• _Problem to work on_
Output every entry exactly, without any pictures.

Component data from apps and pages
- Opening Delimiter -

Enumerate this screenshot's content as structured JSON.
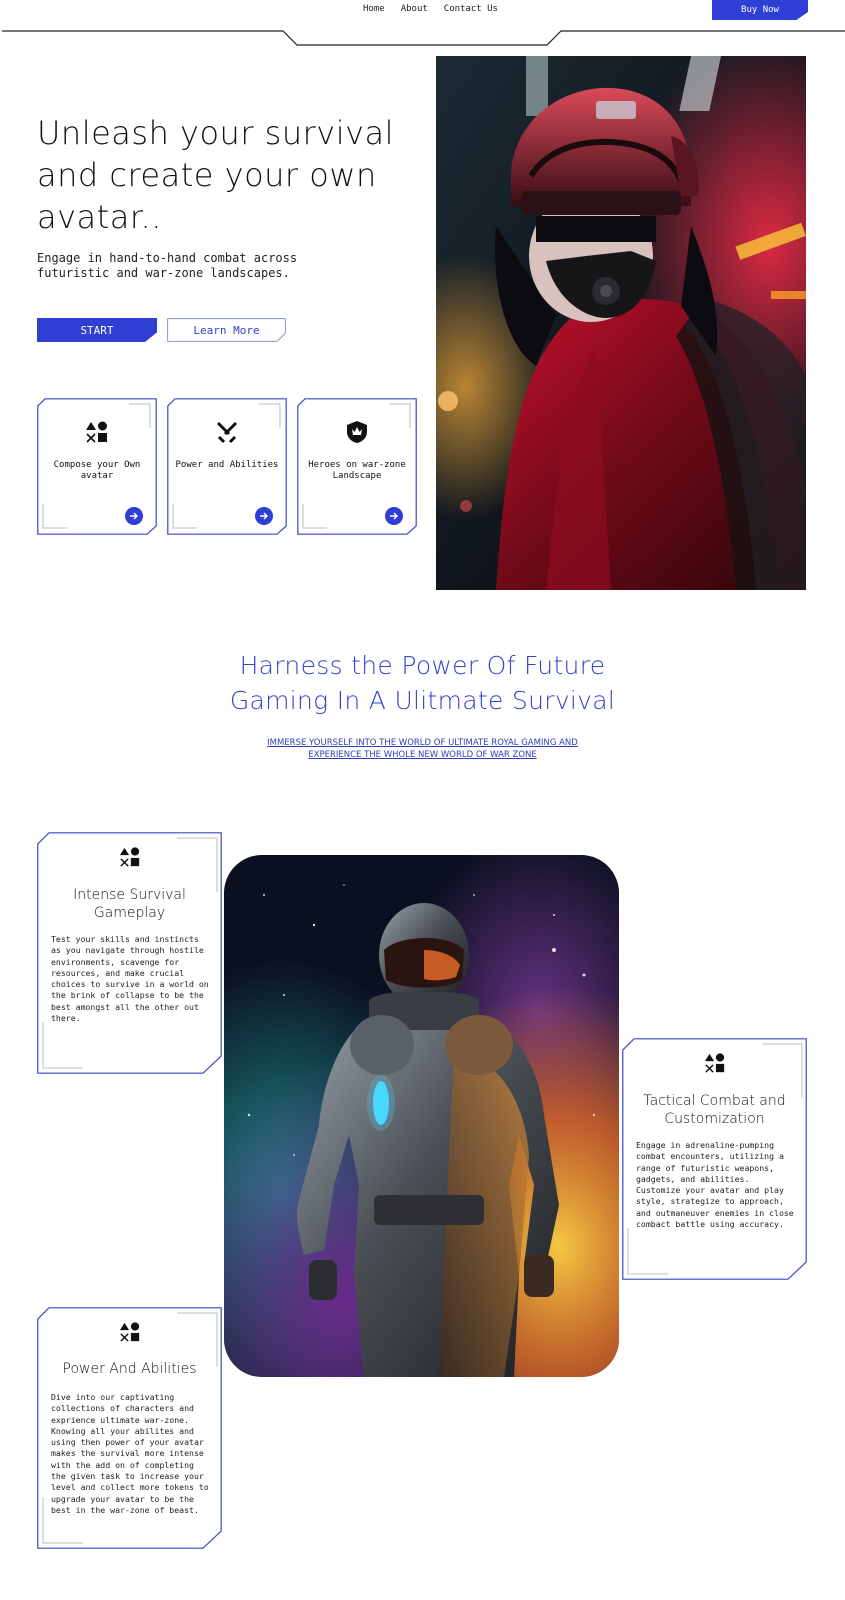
{
  "nav": {
    "links": [
      "Home",
      "About",
      "Contact Us"
    ],
    "buy_label": "Buy Now"
  },
  "hero": {
    "title": "Unleash your survival and create your own avatar..",
    "subtitle": "Engage in hand-to-hand combat across futuristic and war-zone landscapes.",
    "start_label": "START",
    "learn_label": "Learn More",
    "image_icon": "cyberpunk-soldier-portrait",
    "features": [
      {
        "label": "Compose your Own avatar",
        "icon": "shapes-icon"
      },
      {
        "label": "Power and Abilities",
        "icon": "crossed-swords-icon"
      },
      {
        "label": "Heroes on war-zone Landscape",
        "icon": "crown-shield-icon"
      }
    ]
  },
  "section": {
    "title_line1": "Harness the Power Of Future",
    "title_line2": "Gaming In A Ulitmate  Survival",
    "subtitle_line1": "IMMERSE YOURSELF INTO THE WORLD OF ULTIMATE ROYAL GAMING AND",
    "subtitle_line2": "EXPERIENCE THE WHOLE NEW WORLD OF  WAR ZONE"
  },
  "cards": [
    {
      "title": "Intense Survival Gameplay",
      "body": "Test your skills and instincts as you navigate through hostile environments, scavenge for resources, and make crucial choices to survive in a world on the brink of collapse to be the best amongst all the other out there."
    },
    {
      "title": "Tactical Combat and Customization",
      "body": "Engage in adrenaline-pumping combat encounters, utilizing a range of futuristic weapons, gadgets, and abilities. Customize your avatar and play style, strategize to approach, and outmaneuver enemies in close combact battle using accuracy."
    },
    {
      "title": "Power And Abilities",
      "body": "Dive into our captivating collections of characters and exprience ultimate war-zone. Knowing all your abilites and using then power of your avatar makes the survival more intense with the add on of completing the given task to increase your level and collect more tokens to upgrade your avatar to be the best in the war-zone of beast."
    }
  ],
  "robot_image_icon": "armored-robot-nebula",
  "colors": {
    "accent": "#2f3fd6",
    "heading_blue": "#3443c8"
  }
}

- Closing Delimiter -

• _Solution_
Enumerate this screenshot's content as structured JSON.
{
  "nav": {
    "links": [
      "Home",
      "About",
      "Contact Us"
    ],
    "buy_label": "Buy Now"
  },
  "hero": {
    "title": "Unleash your survival and create your own avatar..",
    "subtitle": "Engage in hand-to-hand combat across futuristic and war-zone landscapes.",
    "start_label": "START",
    "learn_label": "Learn More",
    "image_icon": "cyberpunk-soldier-portrait",
    "features": [
      {
        "label": "Compose your Own avatar",
        "icon": "shapes-icon"
      },
      {
        "label": "Power and Abilities",
        "icon": "crossed-swords-icon"
      },
      {
        "label": "Heroes on war-zone Landscape",
        "icon": "crown-shield-icon"
      }
    ]
  },
  "section": {
    "title_line1": "Harness the Power Of Future",
    "title_line2": "Gaming In A Ulitmate  Survival",
    "subtitle_line1": "IMMERSE YOURSELF INTO THE WORLD OF ULTIMATE ROYAL GAMING AND",
    "subtitle_line2": "EXPERIENCE THE WHOLE NEW WORLD OF  WAR ZONE"
  },
  "cards": [
    {
      "title": "Intense Survival Gameplay",
      "body": "Test your skills and instincts as you navigate through hostile environments, scavenge for resources, and make crucial choices to survive in a world on the brink of collapse to be the best amongst all the other out there."
    },
    {
      "title": "Tactical Combat and Customization",
      "body": "Engage in adrenaline-pumping combat encounters, utilizing a range of futuristic weapons, gadgets, and abilities. Customize your avatar and play style, strategize to approach, and outmaneuver enemies in close combact battle using accuracy."
    },
    {
      "title": "Power And Abilities",
      "body": "Dive into our captivating collections of characters and exprience ultimate war-zone. Knowing all your abilites and using then power of your avatar makes the survival more intense with the add on of completing the given task to increase your level and collect more tokens to upgrade your avatar to be the best in the war-zone of beast."
    }
  ],
  "robot_image_icon": "armored-robot-nebula",
  "colors": {
    "accent": "#2f3fd6",
    "heading_blue": "#3443c8"
  }
}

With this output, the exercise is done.